━━ DATASET EXCERPTS

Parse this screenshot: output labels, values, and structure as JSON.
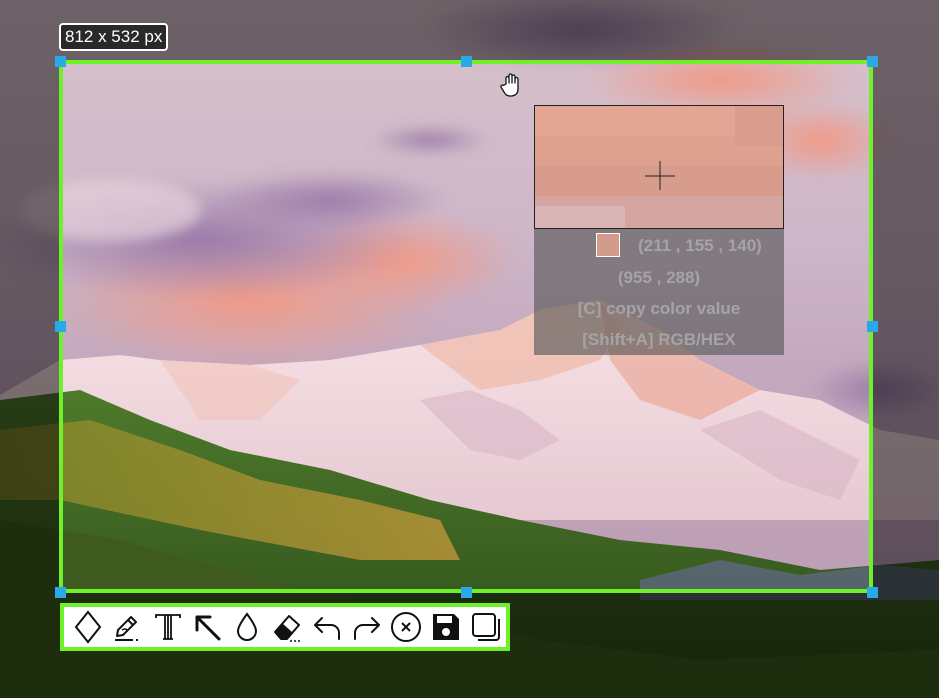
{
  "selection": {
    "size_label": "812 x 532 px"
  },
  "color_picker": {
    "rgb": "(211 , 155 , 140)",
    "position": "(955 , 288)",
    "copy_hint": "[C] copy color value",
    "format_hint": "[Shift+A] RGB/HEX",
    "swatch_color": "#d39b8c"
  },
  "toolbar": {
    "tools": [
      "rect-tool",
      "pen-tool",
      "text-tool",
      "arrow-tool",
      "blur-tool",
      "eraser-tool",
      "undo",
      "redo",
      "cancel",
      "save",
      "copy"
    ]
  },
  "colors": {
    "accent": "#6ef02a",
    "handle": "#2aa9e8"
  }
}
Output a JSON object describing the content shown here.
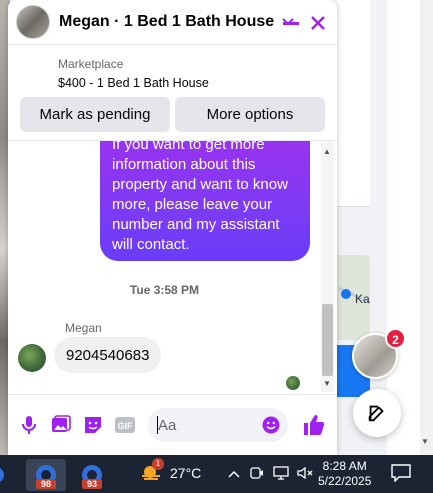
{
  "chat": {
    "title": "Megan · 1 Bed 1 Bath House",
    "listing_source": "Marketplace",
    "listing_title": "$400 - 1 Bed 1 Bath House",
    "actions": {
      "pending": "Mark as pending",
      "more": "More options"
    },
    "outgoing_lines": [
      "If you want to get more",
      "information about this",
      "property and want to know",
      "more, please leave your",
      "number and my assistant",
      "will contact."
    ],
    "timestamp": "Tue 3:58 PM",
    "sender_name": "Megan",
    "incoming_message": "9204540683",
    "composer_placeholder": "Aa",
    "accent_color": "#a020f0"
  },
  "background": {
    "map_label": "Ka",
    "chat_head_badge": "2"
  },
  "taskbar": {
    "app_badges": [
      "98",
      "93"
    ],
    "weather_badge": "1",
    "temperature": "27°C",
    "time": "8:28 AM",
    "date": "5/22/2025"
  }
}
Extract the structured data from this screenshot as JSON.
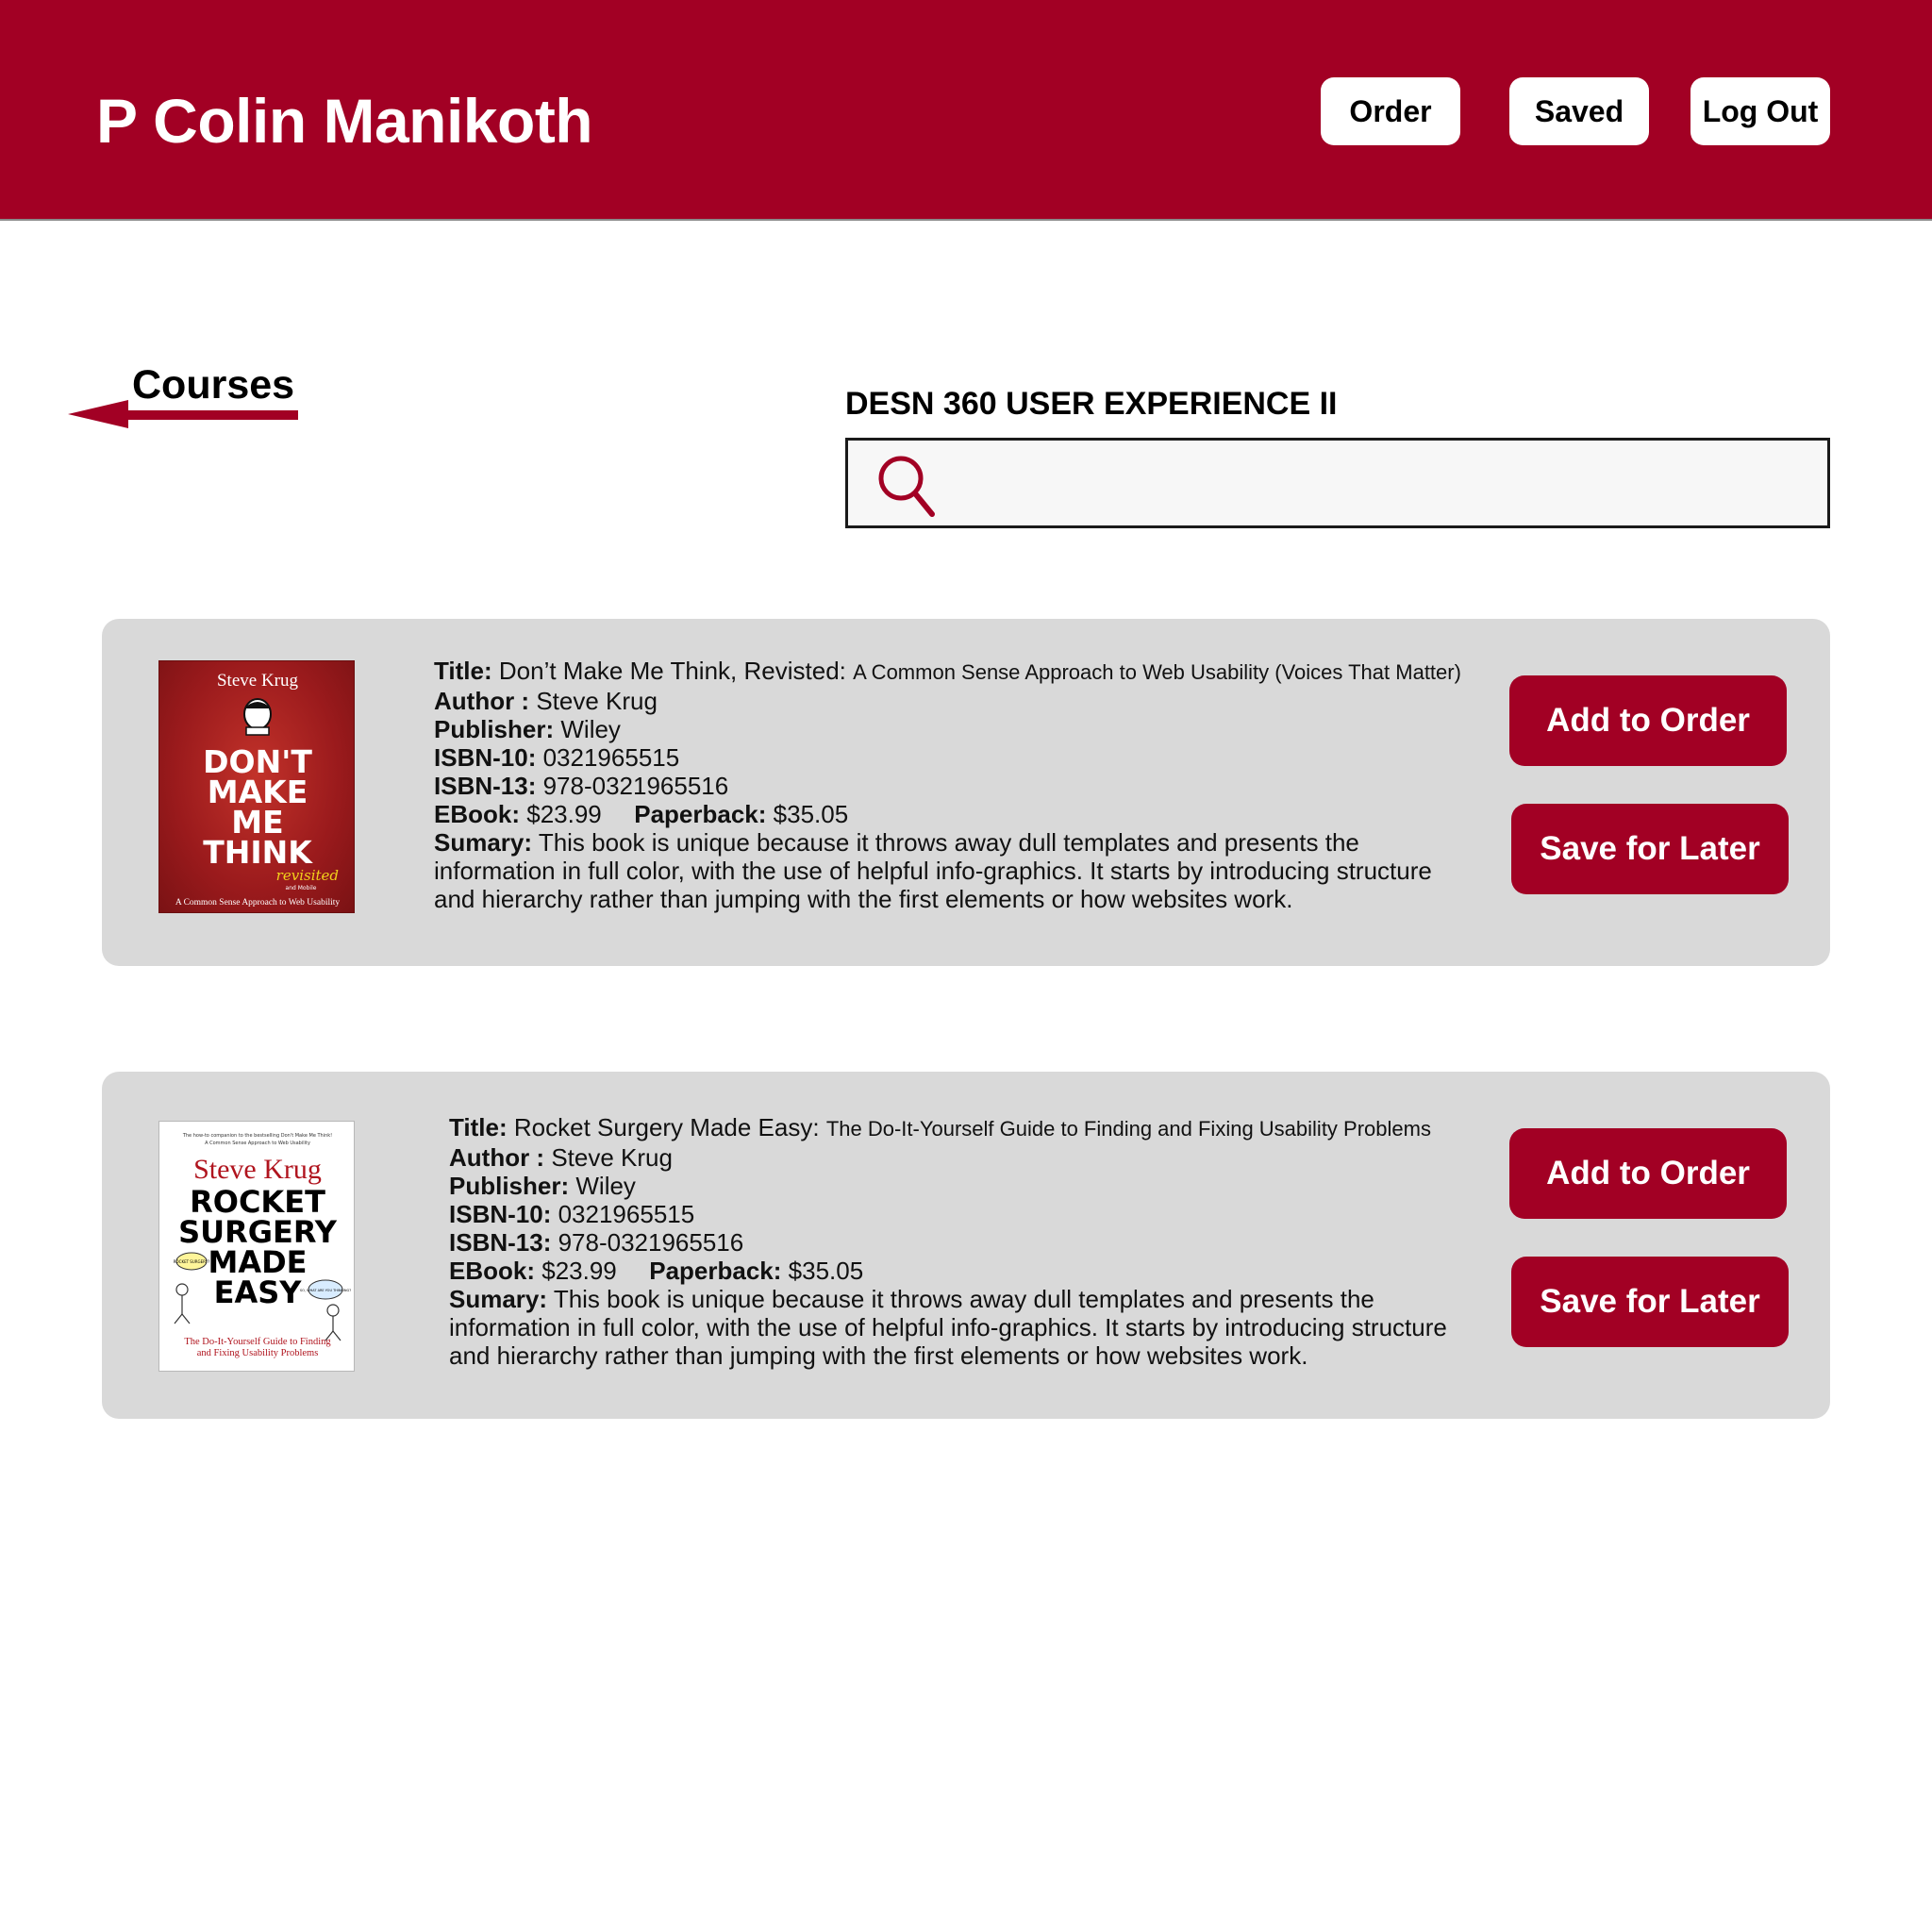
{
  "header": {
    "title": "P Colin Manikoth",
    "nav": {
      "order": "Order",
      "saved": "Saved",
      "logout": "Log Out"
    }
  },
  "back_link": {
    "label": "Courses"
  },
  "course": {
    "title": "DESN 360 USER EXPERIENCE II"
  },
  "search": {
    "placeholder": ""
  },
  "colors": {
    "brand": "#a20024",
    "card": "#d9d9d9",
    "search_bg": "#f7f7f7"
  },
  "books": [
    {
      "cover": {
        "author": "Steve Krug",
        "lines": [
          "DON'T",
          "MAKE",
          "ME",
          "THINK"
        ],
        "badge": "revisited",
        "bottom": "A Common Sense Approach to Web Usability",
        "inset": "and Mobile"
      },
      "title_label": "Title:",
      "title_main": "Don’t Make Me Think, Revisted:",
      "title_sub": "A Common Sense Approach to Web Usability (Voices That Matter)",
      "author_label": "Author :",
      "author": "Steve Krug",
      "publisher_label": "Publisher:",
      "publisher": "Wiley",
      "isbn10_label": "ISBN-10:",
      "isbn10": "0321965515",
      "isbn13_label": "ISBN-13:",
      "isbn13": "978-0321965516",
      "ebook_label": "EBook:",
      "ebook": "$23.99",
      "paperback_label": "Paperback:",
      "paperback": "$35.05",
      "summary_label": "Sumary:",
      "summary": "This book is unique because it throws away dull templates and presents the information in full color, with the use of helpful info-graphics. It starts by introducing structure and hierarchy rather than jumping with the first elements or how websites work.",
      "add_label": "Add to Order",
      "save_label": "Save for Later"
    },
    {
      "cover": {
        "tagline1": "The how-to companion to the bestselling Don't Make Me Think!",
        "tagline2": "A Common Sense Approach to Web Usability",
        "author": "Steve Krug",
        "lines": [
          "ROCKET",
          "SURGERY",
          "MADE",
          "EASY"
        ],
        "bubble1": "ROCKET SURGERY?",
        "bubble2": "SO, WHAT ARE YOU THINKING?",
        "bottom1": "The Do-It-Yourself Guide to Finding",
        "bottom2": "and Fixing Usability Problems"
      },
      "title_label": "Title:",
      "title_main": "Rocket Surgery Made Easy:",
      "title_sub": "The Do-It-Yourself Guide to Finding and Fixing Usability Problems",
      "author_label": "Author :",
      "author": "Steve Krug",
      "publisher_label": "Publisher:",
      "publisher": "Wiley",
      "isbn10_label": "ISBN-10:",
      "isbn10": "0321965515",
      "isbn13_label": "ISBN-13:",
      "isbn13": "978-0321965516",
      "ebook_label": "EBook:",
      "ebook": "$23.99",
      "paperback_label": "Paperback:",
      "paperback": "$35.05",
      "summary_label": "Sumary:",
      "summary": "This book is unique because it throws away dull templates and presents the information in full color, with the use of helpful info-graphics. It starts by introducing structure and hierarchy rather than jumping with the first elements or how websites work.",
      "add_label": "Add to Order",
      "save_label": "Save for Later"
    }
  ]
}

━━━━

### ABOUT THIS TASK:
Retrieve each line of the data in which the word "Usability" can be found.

### TASK ANSWER:
        "bottom": "A Common Sense Approach to Web Usability",
      "title_sub": "A Common Sense Approach to Web Usability (Voices That Matter)",
        "tagline2": "A Common Sense Approach to Web Usability",
        "bottom2": "and Fixing Usability Problems"
      "title_sub": "The Do-It-Yourself Guide to Finding and Fixing Usability Problems",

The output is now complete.